As an IT/IS project manager, I am often involved in the selection of business software. The RFP is a key component of any large purchase, as it allows us to compare several systems against a set of common requirements, including business, technical, cost, and support.
But it doesn’t go far enough.
It’s easy to focus on marketing, finance, and the end user requirements. But what about infrastructure, manufacturing, or field technicians? How about quality control or customer service? We need to gather input from the teams down the length of the entire value chain.
I’ve been in situations where two systems look great: functionality, front end, and cost all are where we need them to be. Vendors, of course, talk a good game. Their RFP responses look similar. On the surface they’re both shiny new sportscars with all the latest gadgets.
But then the technical folks get in there and check under the hood. They find one still has an engine circa 1980! There’s no way this will work in your organization. You don’t have the resources to maintain the servers or update the desktop-based application. And it makes no sense to revert your users to 32-bit!
Good thing you included the tech folks before you signed the contract.
But not all projects involve software.
Years ago, our company was struggling because our manufacturing costs were consistently high. A review of our new product development process revealed that the problem wasn’t our product, and it wasn’t the skill of our manufacturing team. It was the NPD process itself.

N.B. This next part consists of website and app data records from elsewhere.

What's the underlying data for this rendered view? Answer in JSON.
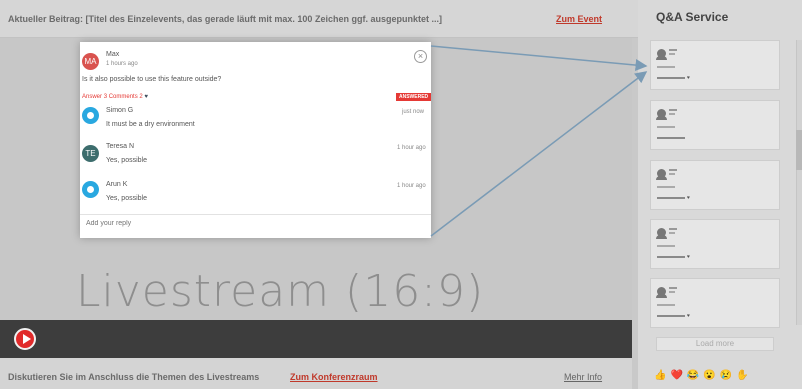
{
  "header": {
    "current_post": "Aktueller Beitrag: [Titel des Einzelevents, das gerade läuft mit max. 100 Zeichen ggf. ausgepunktet ...]",
    "event_link": "Zum Event"
  },
  "stream": {
    "label": "Livestream (16:9)"
  },
  "footer": {
    "discuss": "Diskutieren Sie im Anschluss die Themen des Livestreams",
    "conference_link": "Zum Konferenzraum",
    "more_info": "Mehr Info"
  },
  "popup": {
    "question": {
      "initials": "MA",
      "author": "Max",
      "time": "1 hours ago",
      "text": "Is it also possible to use this feature outside?"
    },
    "answer_label": "Answer",
    "comments_label": "3 Comments",
    "likes": "2",
    "status": "ANSWERED",
    "replies": [
      {
        "author": "Simon G",
        "initials": "",
        "time": "just now",
        "text": "It must be a dry environment"
      },
      {
        "author": "Teresa N",
        "initials": "TE",
        "time": "1 hour ago",
        "text": "Yes, possible"
      },
      {
        "author": "Arun K",
        "initials": "",
        "time": "1 hour ago",
        "text": "Yes, possible"
      }
    ],
    "reply_placeholder": "Add your reply"
  },
  "sidebar": {
    "title": "Q&A Service",
    "load_more": "Load more",
    "reactions": "👍❤️😂😮😢✋"
  },
  "colors": {
    "accent_red": "#e53935",
    "link_red": "#c0392b",
    "player_bg": "#3d3d3d",
    "arrow": "#7a9bb5"
  }
}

R&D would design a product, test it in their small, flexible lab, and hand it over as a defined product. They weren’t aware of the constraints of large-scale manufacturing. No one asked them how long it would take to change over a line.
Manufacturing was not involved in the process until the very end. They had no input! The result was a product that worked as designed but could have been made at half the cost if only someone had checked with them first.
In the software example, it is wise to plan for a technical deep dive with the vendor finalists. We don’t want to bring them in too early, before we’ve finished analysis on other areas. But adding this tech review as a normal part of our software selection process can eliminate years of headaches for end users, IT, and you!
For product development, we want to make sure all areas of the value chain are involved in the NPD process. That doesn’t mean Support has equal say in the design as R&D, of course, but reviewing early and keeping them in the loop can keep you from launching a product that’s unsupportable.
All projects rely on communication through the whole value chain, at each phase of a project. Pull in the experts when it makes sense and plan to make adjustments. Reach out to teams you don’t traditionally include. And be prepared for a better outcome!